The Hague is a beautiful city behind the dunes in Knootoss that is part of the Knootian capital Knootcap. The Hague is the Knootian centre of government, and home to Parliament (the Staten-Generaal), most Knootian ministries, the military command centre and the civil service of the Knootian Federation. The Hague was shelled during the Shadow War by the navy of Dyelli Beybi but most of the city has been rebuilt since then. The mayor of the city is Jan Willem Daatman
The Hague was originally a hamlet close to a castle built in the 13th century, inhabited by a count. The village itself was first recorded in a document dated 1370. It was never granted a charter (which entitled medieval villages to erect defence walls and dig moats as well as giving villages certain privileges such as the right to administer justice.) Attempts by The Hague to obtain a Charter were continuously thwarted and noblemen in the Large Hall of the Count’s Castle administered justice. From 1851 onward, local legislation no longer distinguished between city and countryside.
's-Gravenhage is the official name for The Hague and it literally means 'the Count's hedge'. Although The Hague is a the third largest city in Knootoss it is still known today as 'the largest village of Knootcap'.
Coat of Arms
The Hague boasts its own Town Arms, which is described as follows: In gold a striding stork of a natural colour, holding in its beak a sable-coloured eel. The shield is covered by an antique count's crown and held by two golden lions looking round.
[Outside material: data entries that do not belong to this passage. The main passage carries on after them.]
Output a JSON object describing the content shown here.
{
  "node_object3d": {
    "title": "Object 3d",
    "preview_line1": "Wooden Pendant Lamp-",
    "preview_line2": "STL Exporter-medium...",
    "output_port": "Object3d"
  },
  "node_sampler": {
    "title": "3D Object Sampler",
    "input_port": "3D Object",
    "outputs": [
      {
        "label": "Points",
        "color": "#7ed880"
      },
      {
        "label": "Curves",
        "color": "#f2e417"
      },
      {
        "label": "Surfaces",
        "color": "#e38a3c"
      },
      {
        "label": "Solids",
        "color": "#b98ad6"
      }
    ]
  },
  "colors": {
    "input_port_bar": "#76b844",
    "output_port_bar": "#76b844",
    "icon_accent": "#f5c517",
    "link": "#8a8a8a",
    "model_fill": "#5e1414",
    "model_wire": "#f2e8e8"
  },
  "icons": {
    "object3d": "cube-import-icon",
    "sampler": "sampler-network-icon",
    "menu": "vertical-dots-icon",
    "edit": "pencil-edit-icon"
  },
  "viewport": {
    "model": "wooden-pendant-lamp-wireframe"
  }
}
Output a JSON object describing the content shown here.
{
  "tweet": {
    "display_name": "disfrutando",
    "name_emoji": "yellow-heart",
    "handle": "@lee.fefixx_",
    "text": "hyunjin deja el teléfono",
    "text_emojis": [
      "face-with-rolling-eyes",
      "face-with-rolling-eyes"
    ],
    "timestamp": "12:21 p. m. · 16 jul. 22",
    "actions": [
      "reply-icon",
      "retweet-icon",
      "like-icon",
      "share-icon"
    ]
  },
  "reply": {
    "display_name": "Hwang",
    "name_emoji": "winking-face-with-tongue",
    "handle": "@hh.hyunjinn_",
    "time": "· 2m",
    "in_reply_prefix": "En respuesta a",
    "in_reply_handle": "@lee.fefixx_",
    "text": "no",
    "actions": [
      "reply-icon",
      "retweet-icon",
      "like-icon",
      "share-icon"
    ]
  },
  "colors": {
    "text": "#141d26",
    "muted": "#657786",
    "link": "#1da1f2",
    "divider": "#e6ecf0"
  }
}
The illustration is based on the medieval storks that used to build their nests on the little island in the Hofvijver pond. This was seen by The Hague population as a sign of fortune as the storks would finish off all the fish remains after the fish market. These fish would otherwise rot and cause infectious diseases.
The Hague, 'widow of Tanah Burung'
The Hague is also known as the 'widow of Tanah Burung'. Before its independence, Tanah Burung was a Knootian colony. People working there took regular leave to go home to the Republic. Once here, they would stay in The Hague, which also housed the Ministry of Colonies. Hotel Des Indes on the Lange Voorhout used to accommodate many of these travellers on leave. There was a second Hotel Des Indes in New Hoorn (now called Ukun Rasikan) but this hotel has since closed down.
Between 1850 and 1900 the Burungi residential area was built in The Hague. Here many former colonials took up residence in houses along streets that were named after the regions, which make up the Knootian East Indies. Following Tanah Burung Independence thousands of Knootians and Burungi chose repatriate, many finding jobs at the Ministries. While the Ministry of Colonies has since closed, The Hague still offers more Burungi restaurants and tokos (shops) than any other town in Knootoss.